▶ **How to complete this task**
The lines to copy are those holding the string "Hoamic" in the entries below.

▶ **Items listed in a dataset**
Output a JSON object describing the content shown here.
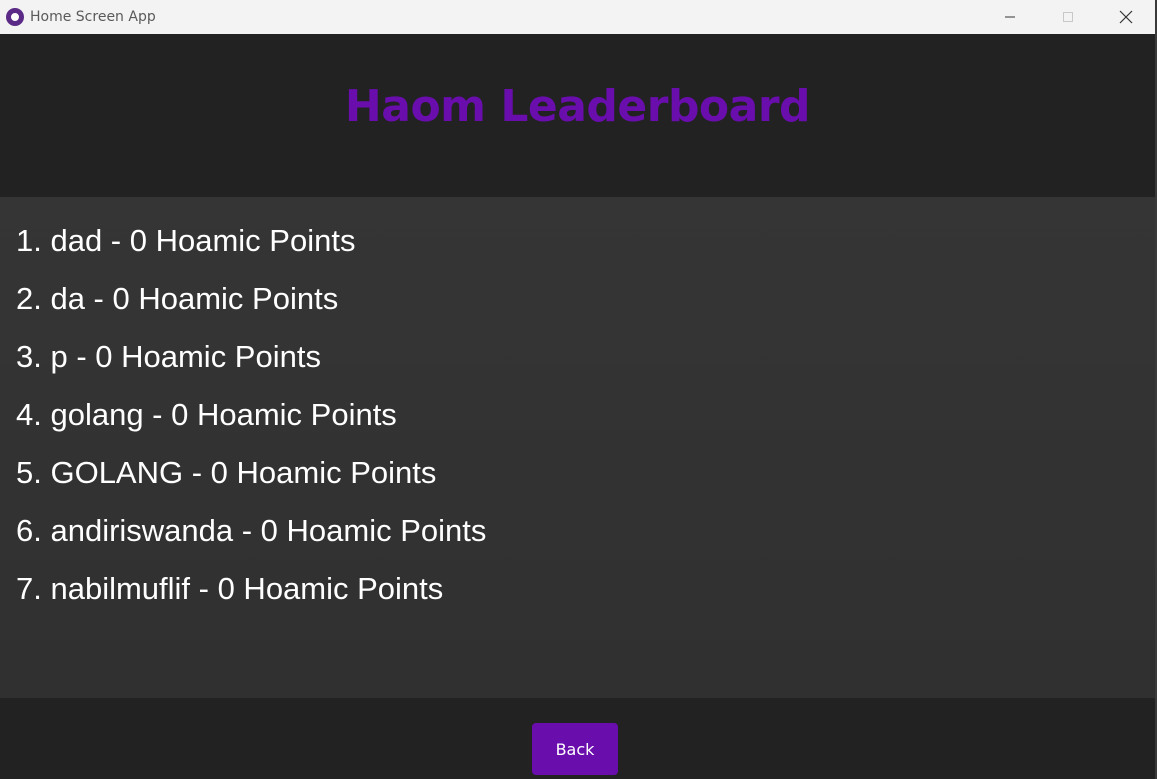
{
  "window": {
    "title": "Home Screen App",
    "controls": {
      "minimize": "minimize",
      "maximize": "maximize",
      "close": "close"
    }
  },
  "header": {
    "title": "Haom Leaderboard",
    "title_color": "#6a0dad"
  },
  "leaderboard": {
    "items": [
      "1. dad - 0 Hoamic Points",
      "2. da - 0 Hoamic Points",
      "3. p - 0 Hoamic Points",
      "4. golang - 0 Hoamic Points",
      "5. GOLANG - 0 Hoamic Points",
      "6. andiriswanda - 0 Hoamic Points",
      "7. nabilmuflif - 0 Hoamic Points"
    ]
  },
  "footer": {
    "back_label": "Back",
    "button_color": "#6a0dad"
  },
  "icons": {
    "app": "app-logo-icon",
    "minimize": "minimize-icon",
    "maximize": "maximize-icon",
    "close": "close-icon"
  }
}
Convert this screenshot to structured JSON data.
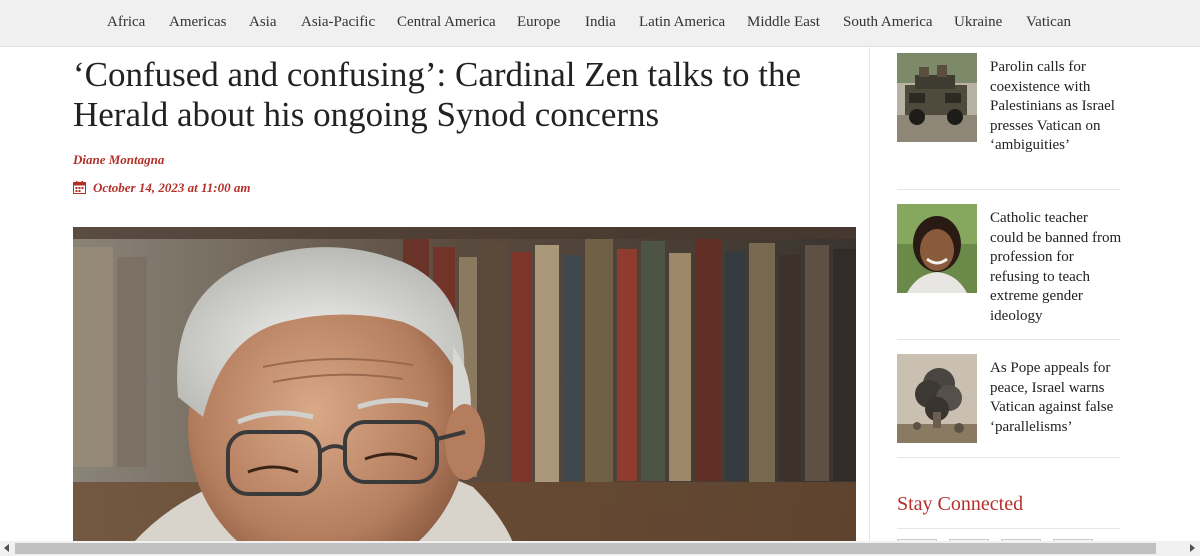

▶ **Task response**
      "1. dad - 0 Hoamic Points",
      "2. da - 0 Hoamic Points",
      "3. p - 0 Hoamic Points",
      "4. golang - 0 Hoamic Points",
      "5. GOLANG - 0 Hoamic Points",
      "6. andiriswanda - 0 Hoamic Points",
      "7. nabilmuflif - 0 Hoamic Points"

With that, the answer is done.